§ DATA SECTION
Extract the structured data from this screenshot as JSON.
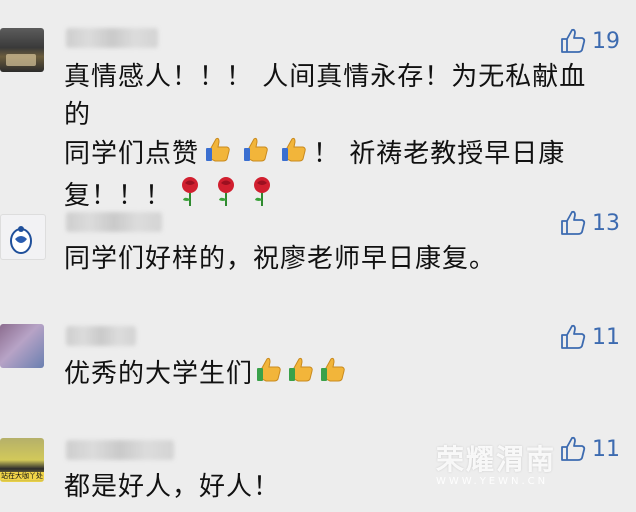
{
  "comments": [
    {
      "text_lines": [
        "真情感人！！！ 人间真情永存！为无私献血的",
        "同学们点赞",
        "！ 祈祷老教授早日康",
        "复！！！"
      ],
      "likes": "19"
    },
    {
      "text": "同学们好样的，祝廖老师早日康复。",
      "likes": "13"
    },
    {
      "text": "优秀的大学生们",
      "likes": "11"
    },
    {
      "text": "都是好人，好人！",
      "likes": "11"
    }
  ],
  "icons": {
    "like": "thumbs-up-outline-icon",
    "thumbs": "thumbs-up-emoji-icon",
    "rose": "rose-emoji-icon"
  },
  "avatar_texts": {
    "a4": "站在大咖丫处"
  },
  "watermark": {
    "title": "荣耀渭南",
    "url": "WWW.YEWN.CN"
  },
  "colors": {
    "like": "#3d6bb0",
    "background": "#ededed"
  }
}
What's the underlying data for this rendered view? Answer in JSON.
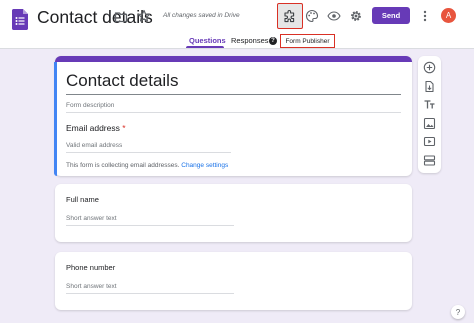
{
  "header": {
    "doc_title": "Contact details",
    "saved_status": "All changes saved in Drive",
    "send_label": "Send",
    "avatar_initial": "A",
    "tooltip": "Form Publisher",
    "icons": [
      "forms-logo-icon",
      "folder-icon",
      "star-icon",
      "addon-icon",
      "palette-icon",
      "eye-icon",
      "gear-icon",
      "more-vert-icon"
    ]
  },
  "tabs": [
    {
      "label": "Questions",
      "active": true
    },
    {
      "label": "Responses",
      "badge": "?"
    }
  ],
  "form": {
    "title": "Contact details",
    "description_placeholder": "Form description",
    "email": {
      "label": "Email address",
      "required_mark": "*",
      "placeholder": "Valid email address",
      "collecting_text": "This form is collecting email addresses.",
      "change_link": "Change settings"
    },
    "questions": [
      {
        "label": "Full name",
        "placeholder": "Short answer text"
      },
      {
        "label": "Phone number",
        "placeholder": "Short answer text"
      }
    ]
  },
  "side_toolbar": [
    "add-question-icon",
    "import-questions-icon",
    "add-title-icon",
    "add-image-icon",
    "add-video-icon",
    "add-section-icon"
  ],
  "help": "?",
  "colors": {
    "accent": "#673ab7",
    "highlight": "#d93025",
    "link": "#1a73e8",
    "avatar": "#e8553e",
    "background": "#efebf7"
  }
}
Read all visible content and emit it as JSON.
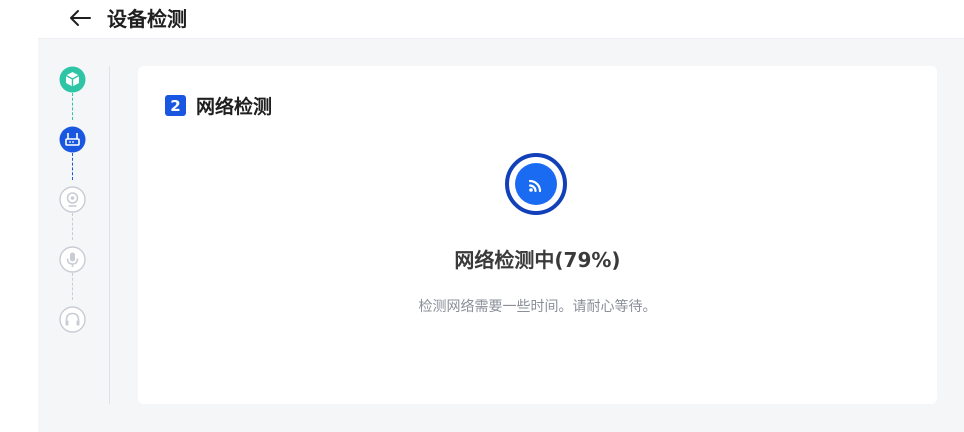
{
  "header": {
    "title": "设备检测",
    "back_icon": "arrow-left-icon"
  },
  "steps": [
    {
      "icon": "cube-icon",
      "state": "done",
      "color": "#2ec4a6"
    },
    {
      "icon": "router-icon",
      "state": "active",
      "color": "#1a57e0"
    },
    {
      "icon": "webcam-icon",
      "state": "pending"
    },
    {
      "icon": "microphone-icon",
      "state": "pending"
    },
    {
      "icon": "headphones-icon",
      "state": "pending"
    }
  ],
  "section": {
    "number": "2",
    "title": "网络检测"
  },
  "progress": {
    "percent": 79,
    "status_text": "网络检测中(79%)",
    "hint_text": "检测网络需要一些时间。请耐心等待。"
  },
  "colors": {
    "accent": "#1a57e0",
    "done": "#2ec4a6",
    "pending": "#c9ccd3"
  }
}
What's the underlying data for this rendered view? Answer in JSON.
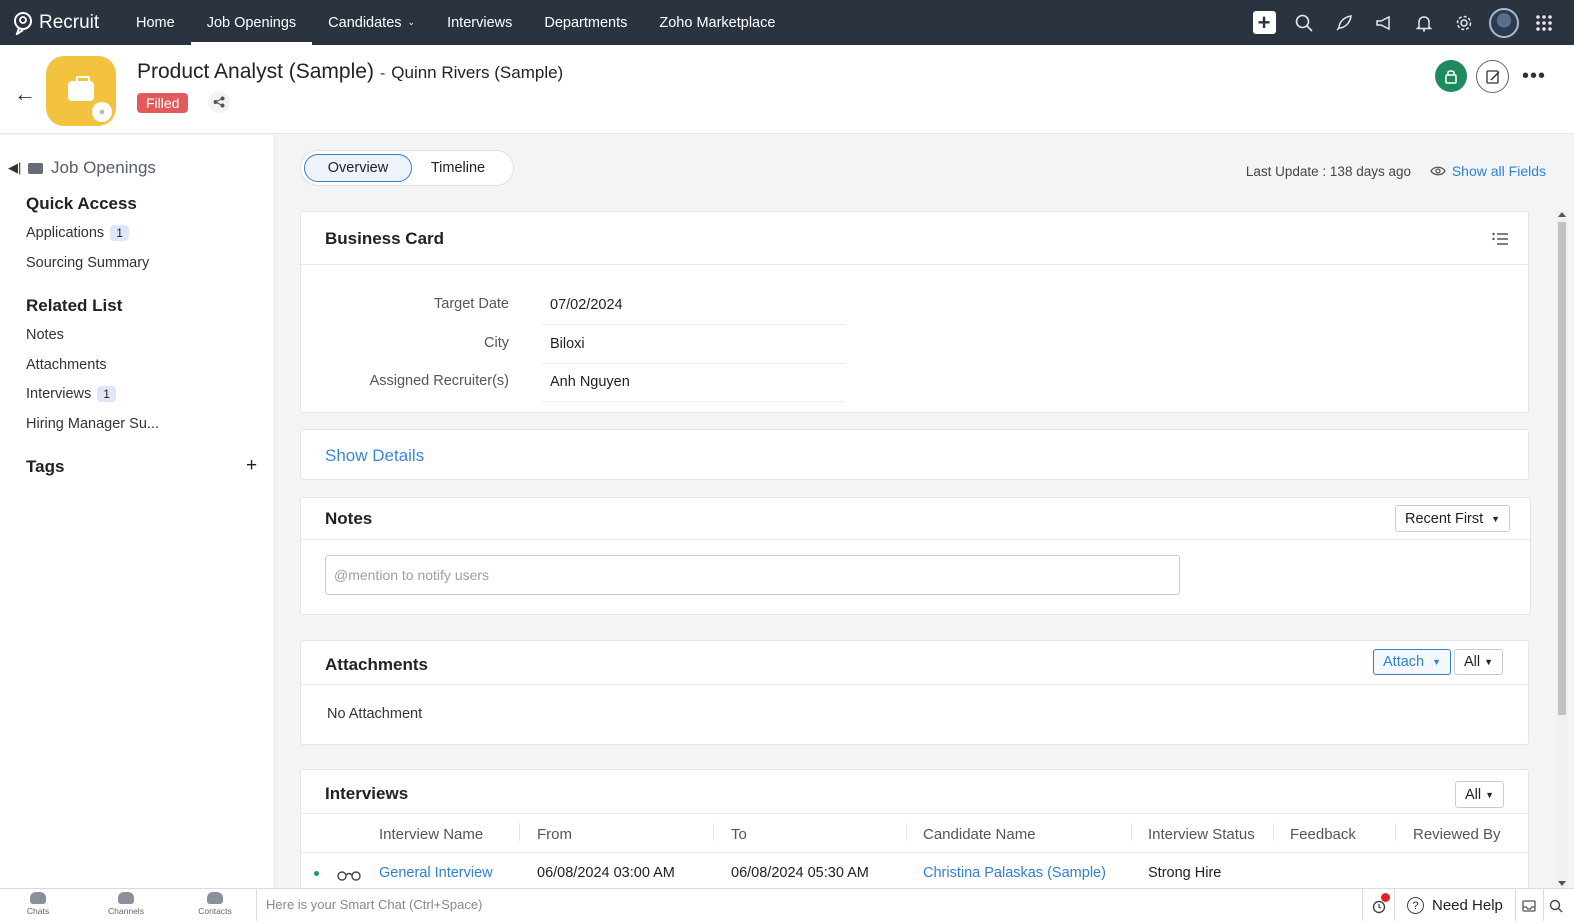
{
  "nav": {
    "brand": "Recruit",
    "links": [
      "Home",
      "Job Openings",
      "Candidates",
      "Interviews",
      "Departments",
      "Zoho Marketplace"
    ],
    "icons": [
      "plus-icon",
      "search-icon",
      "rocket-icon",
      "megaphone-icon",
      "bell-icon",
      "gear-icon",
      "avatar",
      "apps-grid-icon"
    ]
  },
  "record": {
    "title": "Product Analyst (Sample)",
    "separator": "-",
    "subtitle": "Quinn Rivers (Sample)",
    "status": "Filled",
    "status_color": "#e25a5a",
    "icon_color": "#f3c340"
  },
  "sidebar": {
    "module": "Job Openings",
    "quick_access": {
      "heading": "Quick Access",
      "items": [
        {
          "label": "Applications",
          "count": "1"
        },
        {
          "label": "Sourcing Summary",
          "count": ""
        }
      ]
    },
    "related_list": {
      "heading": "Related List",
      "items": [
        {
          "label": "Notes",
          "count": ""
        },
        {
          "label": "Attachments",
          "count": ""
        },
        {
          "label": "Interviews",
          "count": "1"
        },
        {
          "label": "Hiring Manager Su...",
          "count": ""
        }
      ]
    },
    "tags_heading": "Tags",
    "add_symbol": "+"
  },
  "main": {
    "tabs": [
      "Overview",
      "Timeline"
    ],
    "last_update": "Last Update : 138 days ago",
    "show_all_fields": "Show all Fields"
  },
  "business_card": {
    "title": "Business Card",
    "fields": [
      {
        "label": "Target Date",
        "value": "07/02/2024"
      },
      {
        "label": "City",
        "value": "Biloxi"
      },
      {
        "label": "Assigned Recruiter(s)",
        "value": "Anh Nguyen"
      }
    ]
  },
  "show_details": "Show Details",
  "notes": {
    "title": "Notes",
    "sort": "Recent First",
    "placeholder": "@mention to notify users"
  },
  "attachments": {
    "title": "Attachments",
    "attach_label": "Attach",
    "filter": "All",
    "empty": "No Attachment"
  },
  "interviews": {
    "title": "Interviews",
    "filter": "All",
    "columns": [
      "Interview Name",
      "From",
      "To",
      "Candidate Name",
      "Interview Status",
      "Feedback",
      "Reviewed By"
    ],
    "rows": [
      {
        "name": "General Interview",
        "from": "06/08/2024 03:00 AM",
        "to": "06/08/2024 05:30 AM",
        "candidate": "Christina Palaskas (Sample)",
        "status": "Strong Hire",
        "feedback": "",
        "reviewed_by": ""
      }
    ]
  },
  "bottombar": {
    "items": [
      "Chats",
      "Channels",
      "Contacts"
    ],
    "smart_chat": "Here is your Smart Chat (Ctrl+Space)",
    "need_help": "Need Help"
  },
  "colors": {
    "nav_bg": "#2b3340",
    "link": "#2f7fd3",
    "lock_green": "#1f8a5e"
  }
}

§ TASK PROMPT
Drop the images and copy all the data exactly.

§ TASK ANSWER
Extract the structured data from this screenshot as JSON.
{
  "comments": [
    {
      "text_lines": [
        "真情感人！！！ 人间真情永存！为无私献血的",
        "同学们点赞",
        "！ 祈祷老教授早日康",
        "复！！！"
      ],
      "likes": "19"
    },
    {
      "text": "同学们好样的，祝廖老师早日康复。",
      "likes": "13"
    },
    {
      "text": "优秀的大学生们",
      "likes": "11"
    },
    {
      "text": "都是好人，好人！",
      "likes": "11"
    }
  ],
  "icons": {
    "like": "thumbs-up-outline-icon",
    "thumbs": "thumbs-up-emoji-icon",
    "rose": "rose-emoji-icon"
  },
  "avatar_texts": {
    "a4": "站在大咖丫处"
  },
  "watermark": {
    "title": "荣耀渭南",
    "url": "WWW.YEWN.CN"
  },
  "colors": {
    "like": "#3d6bb0",
    "background": "#ededed"
  }
}
What's the underlying data for this rendered view? Answer in JSON.
{
  "header": {
    "doc_title": "Contact details",
    "saved_status": "All changes saved in Drive",
    "send_label": "Send",
    "avatar_initial": "A",
    "tooltip": "Form Publisher",
    "icons": [
      "forms-logo-icon",
      "folder-icon",
      "star-icon",
      "addon-icon",
      "palette-icon",
      "eye-icon",
      "gear-icon",
      "more-vert-icon"
    ]
  },
  "tabs": [
    {
      "label": "Questions",
      "active": true
    },
    {
      "label": "Responses",
      "badge": "?"
    }
  ],
  "form": {
    "title": "Contact details",
    "description_placeholder": "Form description",
    "email": {
      "label": "Email address",
      "required_mark": "*",
      "placeholder": "Valid email address",
      "collecting_text": "This form is collecting email addresses.",
      "change_link": "Change settings"
    },
    "questions": [
      {
        "label": "Full name",
        "placeholder": "Short answer text"
      },
      {
        "label": "Phone number",
        "placeholder": "Short answer text"
      }
    ]
  },
  "side_toolbar": [
    "add-question-icon",
    "import-questions-icon",
    "add-title-icon",
    "add-image-icon",
    "add-video-icon",
    "add-section-icon"
  ],
  "help": "?",
  "colors": {
    "accent": "#673ab7",
    "highlight": "#d93025",
    "link": "#1a73e8",
    "avatar": "#e8553e",
    "background": "#efebf7"
  }
}
Read all visible content and emit it as JSON.
{
  "header": {
    "title": "设备检测",
    "back_icon": "arrow-left-icon"
  },
  "steps": [
    {
      "icon": "cube-icon",
      "state": "done",
      "color": "#2ec4a6"
    },
    {
      "icon": "router-icon",
      "state": "active",
      "color": "#1a57e0"
    },
    {
      "icon": "webcam-icon",
      "state": "pending"
    },
    {
      "icon": "microphone-icon",
      "state": "pending"
    },
    {
      "icon": "headphones-icon",
      "state": "pending"
    }
  ],
  "section": {
    "number": "2",
    "title": "网络检测"
  },
  "progress": {
    "percent": 79,
    "status_text": "网络检测中(79%)",
    "hint_text": "检测网络需要一些时间。请耐心等待。"
  },
  "colors": {
    "accent": "#1a57e0",
    "done": "#2ec4a6",
    "pending": "#c9ccd3"
  }
}
What's the underlying data for this rendered view? Answer in JSON.
{
  "nav": {
    "brand": "Recruit",
    "links": [
      "Home",
      "Job Openings",
      "Candidates",
      "Interviews",
      "Departments",
      "Zoho Marketplace"
    ],
    "icons": [
      "plus-icon",
      "search-icon",
      "rocket-icon",
      "megaphone-icon",
      "bell-icon",
      "gear-icon",
      "avatar",
      "apps-grid-icon"
    ]
  },
  "record": {
    "title": "Product Analyst (Sample)",
    "separator": "-",
    "subtitle": "Quinn Rivers (Sample)",
    "status": "Filled",
    "status_color": "#e25a5a",
    "icon_color": "#f3c340"
  },
  "sidebar": {
    "module": "Job Openings",
    "quick_access": {
      "heading": "Quick Access",
      "items": [
        {
          "label": "Applications",
          "count": "1"
        },
        {
          "label": "Sourcing Summary",
          "count": ""
        }
      ]
    },
    "related_list": {
      "heading": "Related List",
      "items": [
        {
          "label": "Notes",
          "count": ""
        },
        {
          "label": "Attachments",
          "count": ""
        },
        {
          "label": "Interviews",
          "count": "1"
        },
        {
          "label": "Hiring Manager Su...",
          "count": ""
        }
      ]
    },
    "tags_heading": "Tags",
    "add_symbol": "+"
  },
  "main": {
    "tabs": [
      "Overview",
      "Timeline"
    ],
    "last_update": "Last Update : 138 days ago",
    "show_all_fields": "Show all Fields"
  },
  "business_card": {
    "title": "Business Card",
    "fields": [
      {
        "label": "Target Date",
        "value": "07/02/2024"
      },
      {
        "label": "City",
        "value": "Biloxi"
      },
      {
        "label": "Assigned Recruiter(s)",
        "value": "Anh Nguyen"
      }
    ]
  },
  "show_details": "Show Details",
  "notes": {
    "title": "Notes",
    "sort": "Recent First",
    "placeholder": "@mention to notify users"
  },
  "attachments": {
    "title": "Attachments",
    "attach_label": "Attach",
    "filter": "All",
    "empty": "No Attachment"
  },
  "interviews": {
    "title": "Interviews",
    "filter": "All",
    "columns": [
      "Interview Name",
      "From",
      "To",
      "Candidate Name",
      "Interview Status",
      "Feedback",
      "Reviewed By"
    ],
    "rows": [
      {
        "name": "General Interview",
        "from": "06/08/2024 03:00 AM",
        "to": "06/08/2024 05:30 AM",
        "candidate": "Christina Palaskas (Sample)",
        "status": "Strong Hire",
        "feedback": "",
        "reviewed_by": ""
      }
    ]
  },
  "bottombar": {
    "items": [
      "Chats",
      "Channels",
      "Contacts"
    ],
    "smart_chat": "Here is your Smart Chat (Ctrl+Space)",
    "need_help": "Need Help"
  },
  "colors": {
    "nav_bg": "#2b3340",
    "link": "#2f7fd3",
    "lock_green": "#1f8a5e"
  }
}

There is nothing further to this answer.